“Good evening Leeds!” Elton John shouts from behind his gleaming, black grand piano. “It’s great to be back in Yorkshire, in this wonderful city.”
Clad in a red dress shirt and purple robe emboldened with an eye-watering array of diamond sequins, John’s taste for the flamboyant has not been diminished by the passage of time.
Returning to the First Direct Arena for the first time since he officially opened it almost four years ago, the veteran singer-songwriter is fully recovered from a bacterial infection that waylaid his world tour in April – and though his voice is not what it used to be, he more than compensates with sheer magnetic charisma.
Entering to the snarling glam rock of The Bitch is Back, John and his long-time five-piece band rattle off almost two-dozen tracks spanning the length and breadth of his career, from 1970s self-titled album through last year’s Wonderful Crazy Night.
The hits are aplenty – a stately I Guess That’s Why They Call It the Blues, a stirring Philadelphia Freedom, a dainty Tiny Dancer. Lesser-known gems are treated with as much reverence too; Have Mercy on the Criminal bleeds out into a slow blues ballad from its disco-funk intro, whilst latter-day hit I Want Love is dedicated to the victims of the Manchester and London attacks.
John spends the show seated at his instrument; but after a mournful, spine-tingling rendition of Rocket Man, he runs to the front of the relatively spartan stage to clasp hands with fans overcome by emotion.

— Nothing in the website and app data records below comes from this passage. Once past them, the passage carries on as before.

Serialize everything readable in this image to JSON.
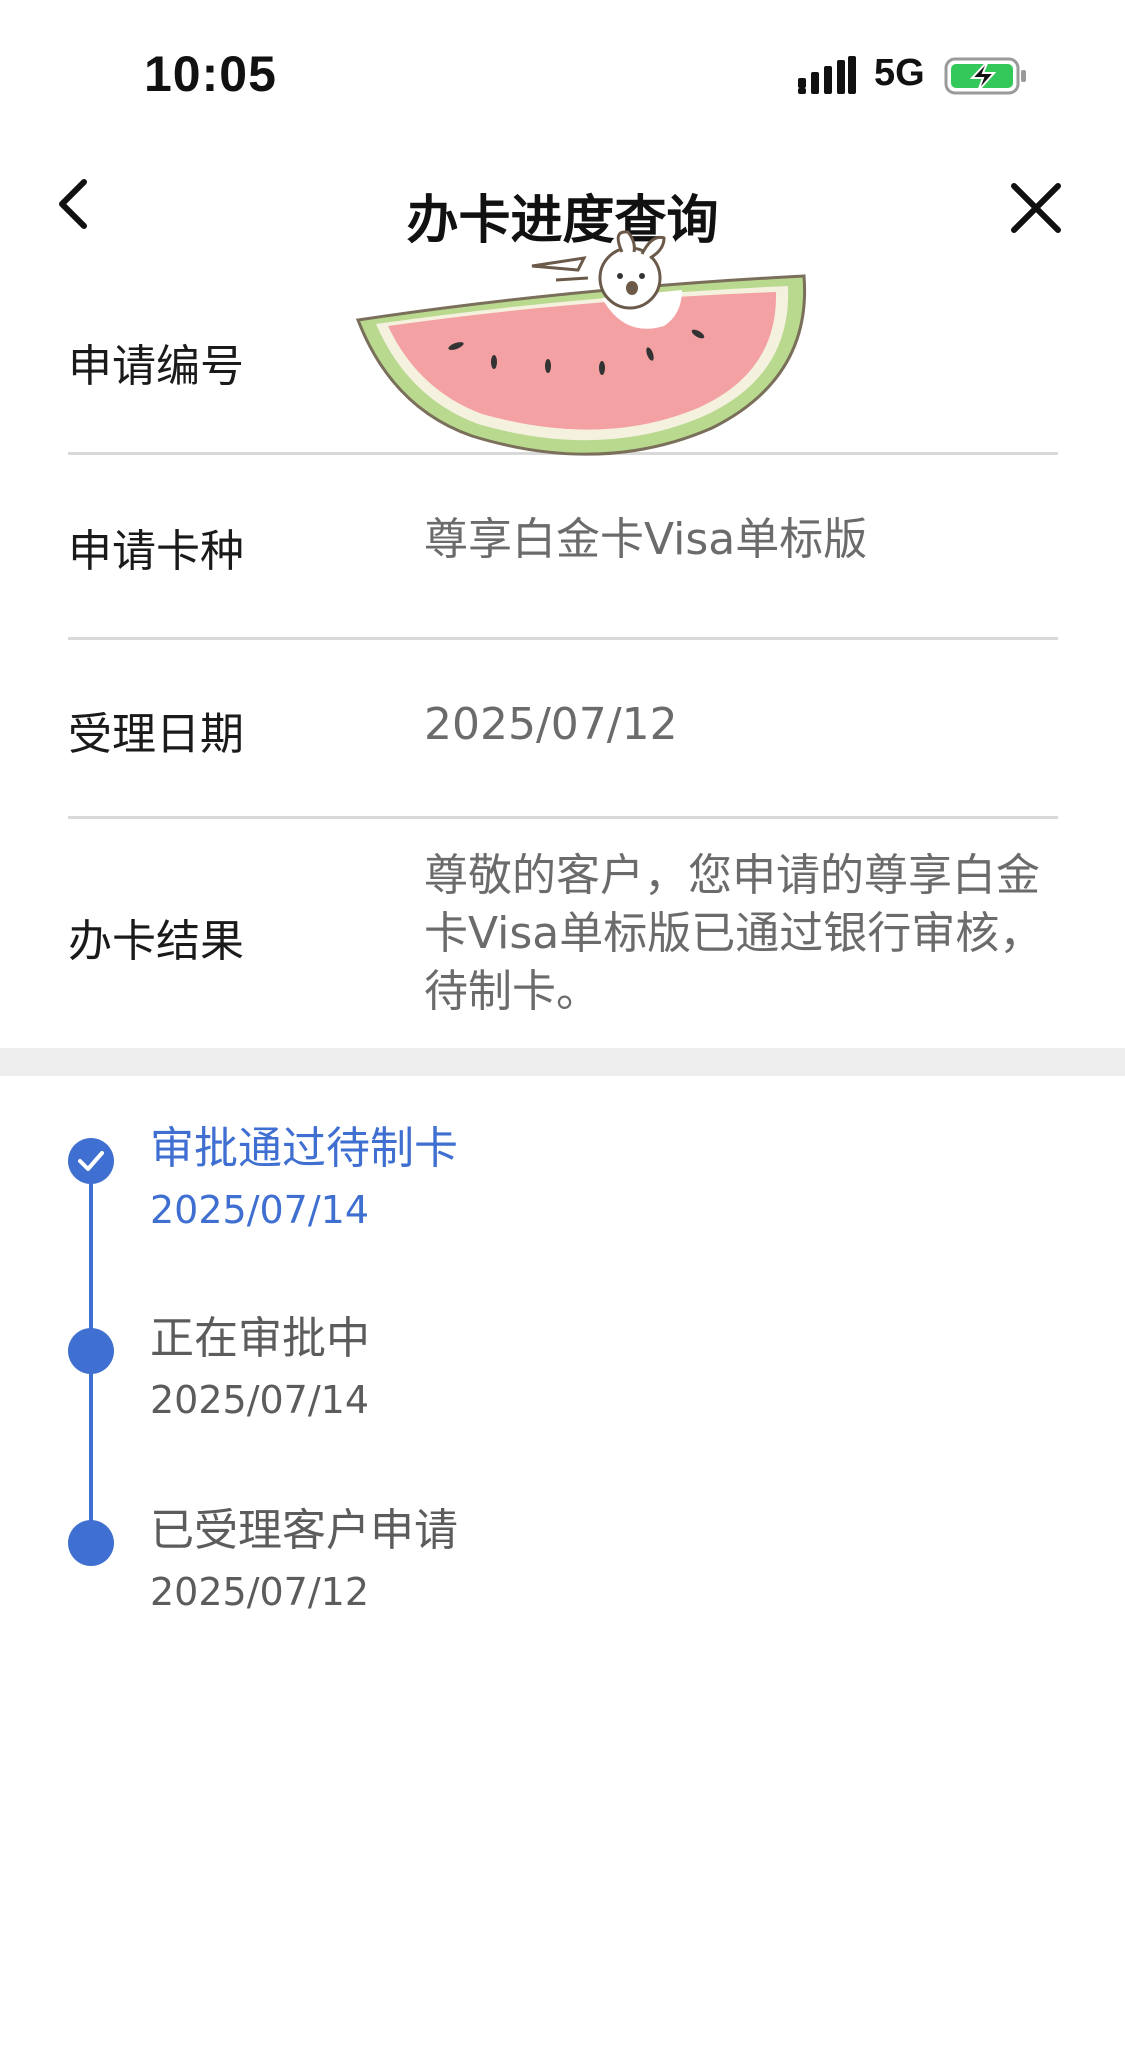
{
  "status_bar": {
    "time": "10:05",
    "network": "5G",
    "signal_icon": "signal-bars-icon",
    "battery_icon": "battery-charging-icon",
    "battery_color": "#34c759"
  },
  "nav": {
    "title": "办卡进度查询",
    "back_icon": "chevron-left-icon",
    "close_icon": "close-icon"
  },
  "info_rows": [
    {
      "label": "申请编号",
      "value": ""
    },
    {
      "label": "申请卡种",
      "value": "尊享白金卡Visa单标版"
    },
    {
      "label": "受理日期",
      "value": "2025/07/12"
    },
    {
      "label": "办卡结果",
      "value_lines": [
        "尊敬的客户，您申请的尊享白金",
        "卡Visa单标版已通过银行审核，",
        "待制卡。"
      ]
    }
  ],
  "timeline": [
    {
      "title": "审批通过待制卡",
      "date": "2025/07/14",
      "status": "current"
    },
    {
      "title": "正在审批中",
      "date": "2025/07/14",
      "status": "done"
    },
    {
      "title": "已受理客户申请",
      "date": "2025/07/12",
      "status": "done"
    }
  ],
  "colors": {
    "accent": "#3f6fd0",
    "label": "#1a1a1a",
    "value": "#6b6b6b",
    "divider": "#d9d9d9",
    "band": "#eeeeee"
  }
}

“I was in Acton for Christmas last year when I heard my good friend George Michael had died,” he notes sombrely at one point. “It understandably ruined Christmas for me.” He dedicates Don’t Let the Sun Go Down On Me – the song given a new lease of life by a duet with the late Wham! singer – in his memory.
From there on, the mood shifts back to a party atmosphere as John sprints through a clutch of his most iconic feel-good anthems – I’m Still Standing, Crocodile Rock, Saturday Night’s Alright for Fighting.
When he re-emerges for a lush, beautiful rendition of Candle in the Wind, he prefaces it by signing autographs for five minutes, ever dutiful to the outstretched hands holding records.
Often, arena acts keep their audiences at arm’s length in a sterile stadium; Elton John remains a fine showman and entertainer who understands the personal touch.